Hermes was the guardian of boundaries, as well as the protector of travelers. Although these small bronze head probably decorated Roman furniture, they represent the god as he appeared on the top of many rectangular stone pillars called herms that marked boundaries and stood at gateways and entrances in Greek cities and towns.
Richter, Gisela M. A. 1915. Greek, Etruscan and Roman Bronzes. no. 235, pp. 121-22, New York: Gilliss Press.
Richter, Gisela M. A. 1950. The Sculpture and Sculptors of the Greeks, 3rd edn. pp. 238, 561, fig. 629, New Haven: Yale University Press.
Richter, Gisela M. A. 1953. Handbook of the Greek Collection. pp. 78, 219, pl. 59g, Cambridge, Mass.: Harvard University Press.
Pinney, Gloria Ferrari and Brunilde Sismondo Ridgway. 1979. Aspects of Ancient Greece no. 110, pp. 226-27, Allentown, Penn.: Allentown Art Museum.
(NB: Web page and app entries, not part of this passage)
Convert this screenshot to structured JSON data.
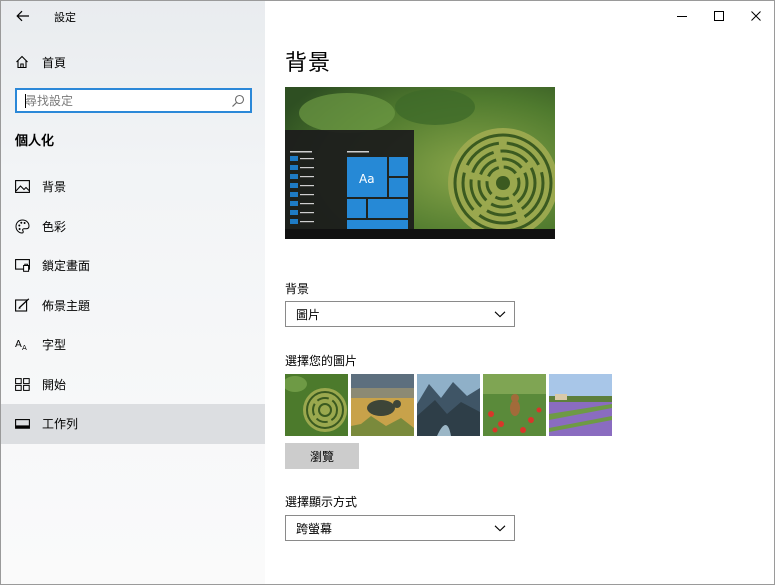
{
  "window": {
    "title": "設定"
  },
  "sidebar": {
    "home_label": "首頁",
    "search": {
      "placeholder": "尋找設定"
    },
    "section_title": "個人化",
    "items": [
      {
        "label": "背景",
        "icon": "picture-icon"
      },
      {
        "label": "色彩",
        "icon": "palette-icon"
      },
      {
        "label": "鎖定畫面",
        "icon": "lock-screen-icon"
      },
      {
        "label": "佈景主題",
        "icon": "theme-brush-icon"
      },
      {
        "label": "字型",
        "icon": "font-icon"
      },
      {
        "label": "開始",
        "icon": "start-grid-icon"
      },
      {
        "label": "工作列",
        "icon": "taskbar-icon"
      }
    ],
    "active_index": 6
  },
  "main": {
    "page_title": "背景",
    "preview_tile_text": "Aa",
    "background_label": "背景",
    "background_value": "圖片",
    "choose_picture_label": "選擇您的圖片",
    "browse_label": "瀏覽",
    "fit_label": "選擇顯示方式",
    "fit_value": "跨螢幕"
  },
  "colors": {
    "accent": "#1e7bc4",
    "tile_blue": "#2689d6",
    "search_border": "#2b88d8",
    "active_item_bg": "#dcdee1",
    "button_gray": "#cccccc"
  }
}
Kossatz-Deissmann, Anneliese, Brigitte Servais-Soyez, Fulvio Canciani, Giovannangelo Camporeale, Hans Peter Isler, Ingrid Krauskopf, Odette Touchefeu-Meynier, Marcel Le Glay, and Dr. Jean-Charles Balty. 1990. Herakles-Kenchrias, Lexicon Iconographicum Mythologiae Classicae, Vol. 5. Hermes, no. 72a, Zürich: Artemis Verlag Zurich und Munchen.